The House Judiciary Committee discusses the proposed $45 billion merger between Comcast and Time Warner Cable during a Thursday morning hearing on Capitol Hill.
The House Judiciary Committee discusses the proposed $45 billion merger between Comcast and Time Warner Cable during a Thursday morning hearing on Capitol Hill.

Telecommunications giants Comcast Corp. and Time Warner Cable, set to defend their planned merger Thursday before the House Judiciary Committee, have given a combined $103,000 to 31 of the 39 panel members during the current election cycle.

An analysis of data from Sunlight’s Influence Explorer shows that so far for the 2014 election, Comcast donated $77,500 and Time Warner Cable, $25,500 to members of the House Judiciary Committee.

The two companies are big-time players on the political influence circuit, giving tens of millions of dollars to various politicians and groups and spending even more on lobbying. Before the Senate hearing, Sunlight found that the two companies contributed a combined $42.4 million to different politicians and groups since 1989. In the same time period, the two companies have also spent more than $140 million lobbying Congress, according to Sunlight’s Influence Explorer tool, which compiles data from the Center for Responsive Politics and the National Institute for Money in State Politics.

So far this cycle, Rep. Bob Goodlatte, R-Va., the Judiciary Committee’s chairman, has gotten the most among panel members: $10,000 from Comcast and $4,500 from Time Warner Cable. In 2012, Influence Explorer data show he received a total of $17,500 from both companies.

Rep. Lamar Smith, R-Texas, comes in a close second this cycle, receiving a combined $11,500 from the corporations – $6,000 from Comcast and $5,500 from Time Warner. But in 2012, when he was the Judiciary Committee’s chairman, he got $10,000 from each company.

The committee’s top Democrat, Michigan Rep. John Conyers Jr., received $1,000 so far this cycle from Time Warner, but nothing from Comcast. This isn’t standard, however; Influence Explorer data show that Comcast Corp has given the longtime congressman $37,000 since 1998.

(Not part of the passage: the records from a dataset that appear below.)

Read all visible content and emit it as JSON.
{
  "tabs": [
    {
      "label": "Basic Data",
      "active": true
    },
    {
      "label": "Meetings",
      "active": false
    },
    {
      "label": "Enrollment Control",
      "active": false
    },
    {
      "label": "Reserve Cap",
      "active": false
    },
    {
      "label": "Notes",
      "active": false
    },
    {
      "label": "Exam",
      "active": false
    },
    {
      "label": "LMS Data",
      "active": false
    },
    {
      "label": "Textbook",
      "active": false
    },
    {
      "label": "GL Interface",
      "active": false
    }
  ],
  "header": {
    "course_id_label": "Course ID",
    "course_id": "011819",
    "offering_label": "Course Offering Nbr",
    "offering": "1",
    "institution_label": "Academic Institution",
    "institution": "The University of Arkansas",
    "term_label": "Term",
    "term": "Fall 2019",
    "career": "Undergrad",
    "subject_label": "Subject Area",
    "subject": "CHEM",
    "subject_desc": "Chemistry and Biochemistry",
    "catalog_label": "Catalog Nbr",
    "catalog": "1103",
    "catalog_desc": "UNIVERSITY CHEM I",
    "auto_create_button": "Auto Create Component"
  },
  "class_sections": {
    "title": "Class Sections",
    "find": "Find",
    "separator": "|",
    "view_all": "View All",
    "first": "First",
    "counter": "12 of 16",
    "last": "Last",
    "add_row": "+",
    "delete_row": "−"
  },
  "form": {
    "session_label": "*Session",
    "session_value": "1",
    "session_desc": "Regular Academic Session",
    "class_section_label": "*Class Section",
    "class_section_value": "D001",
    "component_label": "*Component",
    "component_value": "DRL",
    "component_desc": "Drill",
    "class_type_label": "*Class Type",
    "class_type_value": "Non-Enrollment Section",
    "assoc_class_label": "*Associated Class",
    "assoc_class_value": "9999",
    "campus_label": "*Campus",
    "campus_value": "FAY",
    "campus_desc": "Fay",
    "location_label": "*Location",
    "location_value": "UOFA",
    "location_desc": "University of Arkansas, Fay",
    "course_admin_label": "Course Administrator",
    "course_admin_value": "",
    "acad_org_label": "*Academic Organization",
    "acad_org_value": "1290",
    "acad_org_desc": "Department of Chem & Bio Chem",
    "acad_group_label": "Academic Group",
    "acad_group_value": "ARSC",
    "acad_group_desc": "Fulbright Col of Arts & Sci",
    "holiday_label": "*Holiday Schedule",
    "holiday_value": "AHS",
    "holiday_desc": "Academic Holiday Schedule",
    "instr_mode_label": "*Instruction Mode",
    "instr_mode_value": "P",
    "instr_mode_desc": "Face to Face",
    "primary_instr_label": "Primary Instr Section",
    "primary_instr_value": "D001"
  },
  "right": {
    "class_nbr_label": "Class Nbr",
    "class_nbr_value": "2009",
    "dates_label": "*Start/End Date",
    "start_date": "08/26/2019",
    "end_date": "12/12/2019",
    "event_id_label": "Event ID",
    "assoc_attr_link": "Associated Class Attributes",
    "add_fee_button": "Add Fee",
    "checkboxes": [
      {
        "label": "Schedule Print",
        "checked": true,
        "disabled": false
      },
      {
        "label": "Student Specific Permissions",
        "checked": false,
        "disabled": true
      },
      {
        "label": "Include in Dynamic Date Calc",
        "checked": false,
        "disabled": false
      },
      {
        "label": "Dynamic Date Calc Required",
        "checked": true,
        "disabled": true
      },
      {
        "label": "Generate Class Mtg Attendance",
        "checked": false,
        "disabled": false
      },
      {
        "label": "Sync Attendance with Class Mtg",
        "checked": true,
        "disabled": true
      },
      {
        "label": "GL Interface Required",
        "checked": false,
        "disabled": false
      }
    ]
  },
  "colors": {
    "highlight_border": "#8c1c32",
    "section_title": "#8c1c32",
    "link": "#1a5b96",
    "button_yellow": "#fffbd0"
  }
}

2014 Contributions

In the 2011-2012 cycle, the companies gave a combined $186,500 to members of the House Judiciary Committee. Again, Comcast gave more than its counterpart, doling out a total of $139,500 to the committee’s members.

2012 Contributions

Comcast and Time Warner Cable have also spent a significant amount of money wooing Congress, paying lobbying firms just shy of $7.4 million to work on their behalf in the first three months of 2014. Disclosure reports shows that Comcast spent $5,045,500 lobbying Congress on a laundry list of issues including telecommunications, data security, tax reform and the Time Warner merger.

Almost $3.1 million of that went to Comcast’s in-house lobbyists, but $100,000 went to Holland & Knight LLP to lobby on the Telecommunications Act, the Time Warner merger and tax legislation. (The firm filed two separate forms for the first quarter.)

Comcast also paid PutalaStrategies $100,000 to lobby on telecommunications legislation, patent reform, antitrust issues and the proposed merger. That firm’s disclosure report shows that Christopher Putala, the company’s founder, was the only lobbyist who went to Capitol Hill on behalf of Comcast. Putala has been a lobbyist since the late ’90s, but before that, he worked for then Sen. Joe Biden, D-Del., as his aide on the Senate Judiciary Committee, where Comcast had its hearing last month.

Comcast paid three other firms – Brownstein Hyatt Farber Schreck LLP, Forbes-Tate and the Duberstein Group – $90,000 each to lobby on the Time Warner merger, taxes and general telecommunications issues. Because of the way disclosure forms are filled out, it is impossible to know exactly how much money is spent on each specific issue.

Time Warner Cable, on the other hand, spent $2,350,000 in the first quarter of the year lobbying on a number of topics including telecommunications issues, taxes, data privacy and the proposed merger. Like Comcast, Time Warner spent the majority of that sum – almost $2 million – on its in-house lobbyists.

The company doled out $50,000 to Twenty-First Century Group Inc. to lobby on the cable television industry, taxes and the Comcast deal. And the Downey McGrath Group got another $40,000 to lobby on the merger, rural broadband Internet access and tax reform.

Today’s hearing comes one month after a spirited Senate meeting on the proposed Comcast-Time Warner Cable merger. The House panel convenes at 9:30 a.m.

Bob Lannon contributed to this report.